Here’s some background:
I refer to it as a “can of worms” because I know that the medical librarians community holds some pretty disparate views and, because this chat was focused about changes for upcoming conferences (particularly the 2016 one), I thought that it was worth asking the question.
Responses to it basically fell into two camps; this one:
and this one:
I can see both sides of this (the curse of the INFJ), but what about this?
Well, in answer to that, there’s this response:
And that’s true, absolutely. The thousands spent on one party to thank medlibs for their partnerships with a vendor wouldn’t translate into any appreciable savings when divided amongst all of their customers. I get that, truly. But how many of these parties do the vendors pay for at different conferences each year? If we added up the money for each of those parties, would THAT amount be enough to add up to real savings? I don’t know. No, literally I don’t know, because I haven’t done the research.
This brings me to this point:
That’s a fair question, but (and this is what I kept turning over in my head) this is where I come back to my vegetables vs. candy analogy:
The Plenary session is vegetables. Really. Just a big ol’ pile of broccoli and cauliflower. It’s why we came to the conference, in the same way that we mostly eat healthy food to stay alive and well. We’re glad to have it, and grateful to the vendor for sponsoring it, but it’s something that we expect to have and, I would assume, would find a way to have anyway, even if we couldn’t find a vendor sponsor. It’s necessary, in the same way that vegetables are and so, I think, we don’t view vendors who sponsor them in the same light as we do the vendors who sponsor parties. The plenary-sponsoring vendors are just boring ol’ Mom, putting vegetables on our plates.
The parties, though…
The parties are pure candy and the vendors who sponsor those are the Fun Dad. Sure, some people might use them for professional networking, but basically they’re for fun. And they ARE fun! I had the best time at the Field Museum event at last year’s MLA. I loved the scavenger hunt, and taking selfies with both friends and the giant dinosaur skeleton. And I justified my attendance by the fact that I make zero decisions about collections, and by my assumption that surely no one who DOES make those decisions could possibly be swayed to choose a partnership based on the fact that a company threw a nice party for them. However, when I mentioned this to one of my UVa colleagues, she said that, actually, that’s not true. She said that it is well documented that accepting something as simple as a pen sways people towards a more favorable opinion of the pen-giver. I should track these articles down, I know, but it’s my day off and I want to wrap this post up soon. (I’ll try to find them next week).

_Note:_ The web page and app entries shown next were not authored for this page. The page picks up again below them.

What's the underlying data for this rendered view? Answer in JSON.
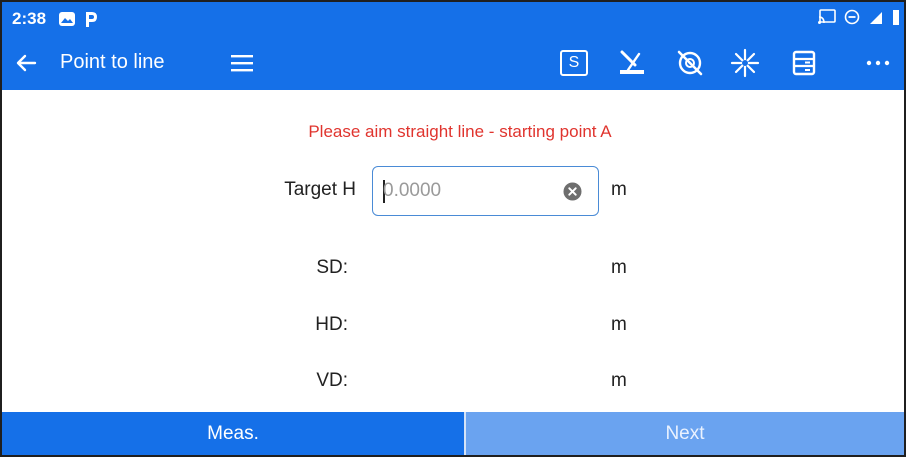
{
  "status_bar": {
    "time": "2:38",
    "icons": [
      "gallery-icon",
      "parking-app-icon",
      "cast-icon",
      "do-not-disturb-icon",
      "signal-icon",
      "battery-icon"
    ]
  },
  "app_bar": {
    "title": "Point to line",
    "s_button_label": "S",
    "icons": [
      "back-arrow-icon",
      "menu-icon",
      "s-mode-icon",
      "instrument-icon",
      "compass-off-icon",
      "laser-icon",
      "list-icon",
      "more-icon"
    ]
  },
  "main": {
    "prompt": "Please aim straight line - starting point A",
    "target_h": {
      "label": "Target H",
      "value": "",
      "placeholder": "0.0000",
      "unit": "m"
    },
    "rows": [
      {
        "label": "SD:",
        "value": "",
        "unit": "m"
      },
      {
        "label": "HD:",
        "value": "",
        "unit": "m"
      },
      {
        "label": "VD:",
        "value": "",
        "unit": "m"
      }
    ]
  },
  "bottom_bar": {
    "meas_label": "Meas.",
    "next_label": "Next"
  },
  "colors": {
    "primary": "#1570e8",
    "disabled_button": "#6aa3f0",
    "prompt_text": "#e0342e",
    "input_border": "#4a8bd6"
  }
}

I hope that I don’t seem like a dour Molly Hatchet, out to spoil everyone’s fun. That’s not my intention. As stated above, I’m writing this mostly to clarify my own position. I have zero interest in persuading anyone to any particular viewpoint in this regard. Y’all are all adults, and what you do in regard to this isn’t my business. Well, it kind of is, but I’m basically a sloth with limited energy, and so I, in the words of Kimberly “Sweet Brown” Wilkins, “Ain’t…got time for that”.
Differing viewpoints and counter-arguments are welcome, but please don’t yell at me or call me mean names if you disagree. Thanks.